The difference is that today there is some arbitrary percentage of one's income that sets the limit to what the government will consider to be affordable housing. It used to be 25 percent but it might be 30 percent or some other proportion.
But, whatever the percentage, it is no longer the individual's responsibility to choose housing that fits within that limit. It is somehow the taxpayers' job to make up the difference, when someone chooses housing whose cost exceeds that magic number.
My wife and I were fortunate, having the means to make a substantial down payment on our present house. We didn't get a palatial home even though we could have easily gotten a place that cost $100K or more above what we paid. But we couldn't have really afforded the payments even though we qualified for a mortgage worth twice as much as the value of our house. (That's another story illustrative of the financing insanity that prevailed during the housing market bubble.) We can make the payments on our mortgage because we didn't make the mistake so many others did. And our payments, not including taxes and insurance, total about 27% of our disposable income.
We bought a house we actually could afford, just like folks in the 'olden days'.
Like Thomas Sowell has done throughout his adult life, we bought affordable housing. If we end up buying another home in the future, it too will be affordable. It will likely be smaller than the one we have now, but so what? It will meet our needs and, in the end, be affordable. No mansion. No 4000 square foot monstrosity. No polished granite countertops with stainless steel appliances and Italian marble flooring. Just a nice place we can call home that won't bust our budget.

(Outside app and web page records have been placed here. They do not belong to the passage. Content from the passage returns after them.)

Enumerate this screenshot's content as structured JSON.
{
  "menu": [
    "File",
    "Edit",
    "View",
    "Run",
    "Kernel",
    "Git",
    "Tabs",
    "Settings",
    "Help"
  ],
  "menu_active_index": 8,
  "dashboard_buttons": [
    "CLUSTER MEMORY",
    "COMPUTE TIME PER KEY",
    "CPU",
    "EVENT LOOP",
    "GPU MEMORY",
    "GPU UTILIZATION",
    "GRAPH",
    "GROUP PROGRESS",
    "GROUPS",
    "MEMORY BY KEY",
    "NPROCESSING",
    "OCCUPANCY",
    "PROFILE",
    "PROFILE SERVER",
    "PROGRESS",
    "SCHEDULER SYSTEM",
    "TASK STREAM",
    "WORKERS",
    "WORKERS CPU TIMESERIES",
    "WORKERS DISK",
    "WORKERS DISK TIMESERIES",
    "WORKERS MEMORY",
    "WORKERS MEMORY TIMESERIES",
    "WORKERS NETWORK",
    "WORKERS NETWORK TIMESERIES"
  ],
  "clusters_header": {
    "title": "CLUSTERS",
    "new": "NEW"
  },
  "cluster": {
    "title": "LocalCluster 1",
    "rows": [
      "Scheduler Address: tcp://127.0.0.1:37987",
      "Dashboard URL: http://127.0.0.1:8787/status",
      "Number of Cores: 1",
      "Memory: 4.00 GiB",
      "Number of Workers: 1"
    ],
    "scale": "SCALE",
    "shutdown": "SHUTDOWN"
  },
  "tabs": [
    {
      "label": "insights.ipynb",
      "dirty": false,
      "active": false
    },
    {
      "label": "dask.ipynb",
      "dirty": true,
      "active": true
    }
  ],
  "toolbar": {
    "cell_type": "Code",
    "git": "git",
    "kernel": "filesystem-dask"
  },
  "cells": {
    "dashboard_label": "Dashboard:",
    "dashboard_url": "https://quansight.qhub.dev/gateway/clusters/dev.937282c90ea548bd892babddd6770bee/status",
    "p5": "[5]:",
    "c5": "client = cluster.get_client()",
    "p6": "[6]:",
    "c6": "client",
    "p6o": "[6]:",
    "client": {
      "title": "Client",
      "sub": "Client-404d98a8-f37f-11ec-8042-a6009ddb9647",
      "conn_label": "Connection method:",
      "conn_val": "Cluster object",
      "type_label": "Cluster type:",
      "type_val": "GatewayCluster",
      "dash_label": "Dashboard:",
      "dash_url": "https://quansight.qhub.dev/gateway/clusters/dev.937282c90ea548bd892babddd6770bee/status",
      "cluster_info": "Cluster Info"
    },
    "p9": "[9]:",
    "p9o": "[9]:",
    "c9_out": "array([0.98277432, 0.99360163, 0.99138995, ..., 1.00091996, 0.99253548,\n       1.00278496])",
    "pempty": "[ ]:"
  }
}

If more people had done it the old fashioned way, the housing bubble and concomitant financial collapse would never have occurred.